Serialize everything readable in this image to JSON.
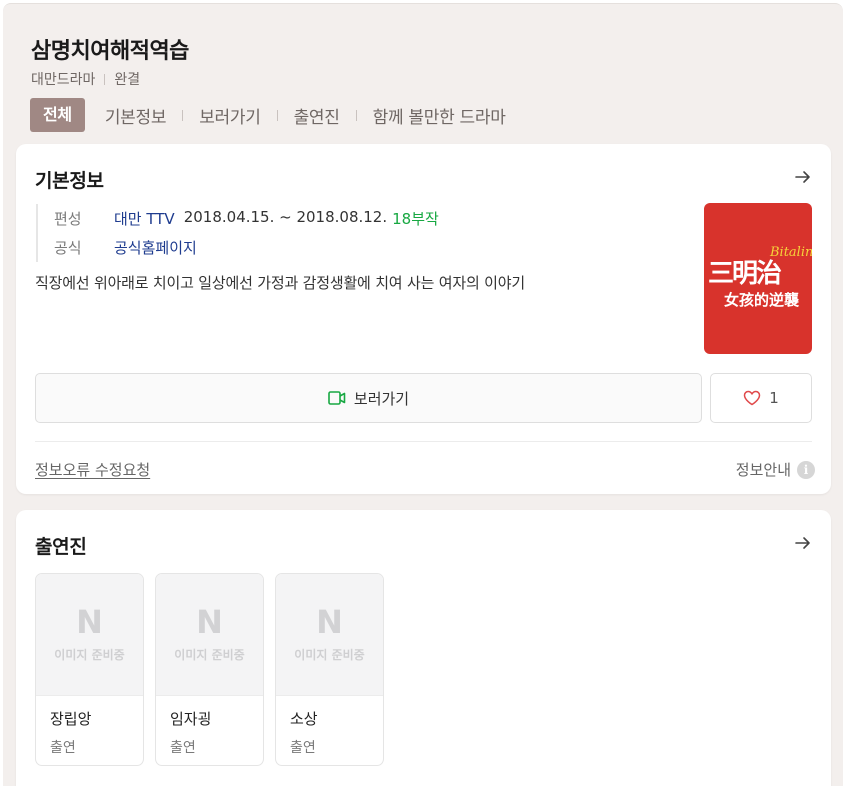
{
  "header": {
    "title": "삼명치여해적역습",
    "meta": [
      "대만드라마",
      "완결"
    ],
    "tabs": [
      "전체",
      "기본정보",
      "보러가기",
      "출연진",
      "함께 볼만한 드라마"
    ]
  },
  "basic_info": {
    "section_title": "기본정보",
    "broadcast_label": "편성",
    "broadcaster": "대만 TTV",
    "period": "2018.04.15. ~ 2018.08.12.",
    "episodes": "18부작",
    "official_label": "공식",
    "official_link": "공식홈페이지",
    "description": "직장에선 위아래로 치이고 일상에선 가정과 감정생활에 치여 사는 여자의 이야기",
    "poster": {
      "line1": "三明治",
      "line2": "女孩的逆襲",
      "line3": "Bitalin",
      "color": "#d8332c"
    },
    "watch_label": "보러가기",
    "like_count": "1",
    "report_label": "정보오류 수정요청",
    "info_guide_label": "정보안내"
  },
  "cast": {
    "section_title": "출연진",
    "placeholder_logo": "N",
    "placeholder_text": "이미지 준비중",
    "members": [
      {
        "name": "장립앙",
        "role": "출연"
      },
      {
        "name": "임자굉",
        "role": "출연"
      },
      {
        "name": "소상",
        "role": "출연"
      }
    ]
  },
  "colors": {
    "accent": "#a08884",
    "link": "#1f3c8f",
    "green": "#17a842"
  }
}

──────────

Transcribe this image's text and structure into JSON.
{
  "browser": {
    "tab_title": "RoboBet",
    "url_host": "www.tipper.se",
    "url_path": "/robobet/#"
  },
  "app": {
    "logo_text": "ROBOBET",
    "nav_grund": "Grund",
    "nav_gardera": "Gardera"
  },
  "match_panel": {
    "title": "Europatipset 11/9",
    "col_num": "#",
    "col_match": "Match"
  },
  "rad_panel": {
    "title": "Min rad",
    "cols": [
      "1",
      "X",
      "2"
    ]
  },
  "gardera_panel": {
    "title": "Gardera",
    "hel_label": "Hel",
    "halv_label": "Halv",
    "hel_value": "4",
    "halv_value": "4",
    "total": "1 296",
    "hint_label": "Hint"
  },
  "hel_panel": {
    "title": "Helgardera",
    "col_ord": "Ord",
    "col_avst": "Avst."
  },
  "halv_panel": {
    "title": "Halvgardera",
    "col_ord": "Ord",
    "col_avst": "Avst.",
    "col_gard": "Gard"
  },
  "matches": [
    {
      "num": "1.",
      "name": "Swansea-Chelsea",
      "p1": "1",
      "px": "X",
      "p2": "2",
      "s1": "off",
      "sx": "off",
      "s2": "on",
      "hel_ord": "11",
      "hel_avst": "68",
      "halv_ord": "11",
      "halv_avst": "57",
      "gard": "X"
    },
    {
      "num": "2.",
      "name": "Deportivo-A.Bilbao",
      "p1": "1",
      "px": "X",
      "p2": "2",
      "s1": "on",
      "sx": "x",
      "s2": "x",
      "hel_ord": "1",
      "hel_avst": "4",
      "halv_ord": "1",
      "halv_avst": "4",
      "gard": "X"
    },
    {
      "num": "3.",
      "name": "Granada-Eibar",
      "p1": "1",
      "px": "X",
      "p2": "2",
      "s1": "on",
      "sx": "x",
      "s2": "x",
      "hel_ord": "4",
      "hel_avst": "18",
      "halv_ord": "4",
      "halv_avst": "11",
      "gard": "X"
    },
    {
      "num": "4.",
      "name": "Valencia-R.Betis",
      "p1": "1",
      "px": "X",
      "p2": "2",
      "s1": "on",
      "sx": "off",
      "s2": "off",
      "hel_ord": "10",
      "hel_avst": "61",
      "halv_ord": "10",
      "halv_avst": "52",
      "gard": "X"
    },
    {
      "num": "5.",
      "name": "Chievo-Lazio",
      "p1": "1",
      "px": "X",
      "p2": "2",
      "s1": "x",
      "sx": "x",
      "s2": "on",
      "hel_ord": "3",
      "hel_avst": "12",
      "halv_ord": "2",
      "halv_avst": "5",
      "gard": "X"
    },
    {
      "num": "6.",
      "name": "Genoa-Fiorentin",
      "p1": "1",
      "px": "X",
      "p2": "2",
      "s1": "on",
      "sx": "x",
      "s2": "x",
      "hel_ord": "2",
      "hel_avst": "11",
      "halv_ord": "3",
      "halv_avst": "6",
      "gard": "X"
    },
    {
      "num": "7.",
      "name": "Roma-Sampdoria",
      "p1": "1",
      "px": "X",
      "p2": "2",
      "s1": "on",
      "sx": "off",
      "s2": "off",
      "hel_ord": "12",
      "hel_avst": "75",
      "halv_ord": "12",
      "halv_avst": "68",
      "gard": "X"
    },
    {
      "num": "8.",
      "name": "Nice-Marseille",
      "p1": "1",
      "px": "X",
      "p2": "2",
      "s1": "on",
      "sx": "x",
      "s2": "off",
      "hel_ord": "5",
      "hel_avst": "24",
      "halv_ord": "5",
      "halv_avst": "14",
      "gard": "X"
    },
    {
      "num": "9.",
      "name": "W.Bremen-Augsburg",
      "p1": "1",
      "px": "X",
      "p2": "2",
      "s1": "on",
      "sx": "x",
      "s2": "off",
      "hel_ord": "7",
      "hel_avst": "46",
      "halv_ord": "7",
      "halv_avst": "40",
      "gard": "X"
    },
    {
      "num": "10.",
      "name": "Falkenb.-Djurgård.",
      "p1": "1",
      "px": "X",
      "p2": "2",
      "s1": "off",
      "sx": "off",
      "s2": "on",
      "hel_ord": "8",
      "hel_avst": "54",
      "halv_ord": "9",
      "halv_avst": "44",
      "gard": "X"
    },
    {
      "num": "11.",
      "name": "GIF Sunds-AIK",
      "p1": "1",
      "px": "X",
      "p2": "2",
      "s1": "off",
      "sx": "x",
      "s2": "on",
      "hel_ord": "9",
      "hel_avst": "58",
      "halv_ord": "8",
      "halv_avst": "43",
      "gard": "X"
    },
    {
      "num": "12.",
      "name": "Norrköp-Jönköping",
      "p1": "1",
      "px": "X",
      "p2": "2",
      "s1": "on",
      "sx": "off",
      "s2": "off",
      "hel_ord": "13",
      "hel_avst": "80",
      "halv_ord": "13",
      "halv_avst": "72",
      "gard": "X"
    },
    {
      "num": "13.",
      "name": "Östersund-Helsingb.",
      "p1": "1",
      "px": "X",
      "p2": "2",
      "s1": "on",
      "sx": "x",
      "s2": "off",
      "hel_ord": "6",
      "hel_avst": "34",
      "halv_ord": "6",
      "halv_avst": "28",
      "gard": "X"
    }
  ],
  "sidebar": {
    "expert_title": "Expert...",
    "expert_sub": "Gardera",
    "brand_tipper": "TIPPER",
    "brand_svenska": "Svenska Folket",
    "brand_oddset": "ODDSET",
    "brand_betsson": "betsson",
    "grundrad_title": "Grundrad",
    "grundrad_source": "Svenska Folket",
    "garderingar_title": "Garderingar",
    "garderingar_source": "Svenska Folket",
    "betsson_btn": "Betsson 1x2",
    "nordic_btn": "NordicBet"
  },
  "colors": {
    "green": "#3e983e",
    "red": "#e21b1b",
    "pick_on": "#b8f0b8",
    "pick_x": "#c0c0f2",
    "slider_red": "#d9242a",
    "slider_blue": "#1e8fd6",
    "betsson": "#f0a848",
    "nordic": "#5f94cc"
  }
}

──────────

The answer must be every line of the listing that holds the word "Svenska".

[YOUR RESPONSE]
    "brand_svenska": "Svenska Folket",
    "grundrad_source": "Svenska Folket",
    "garderingar_source": "Svenska Folket",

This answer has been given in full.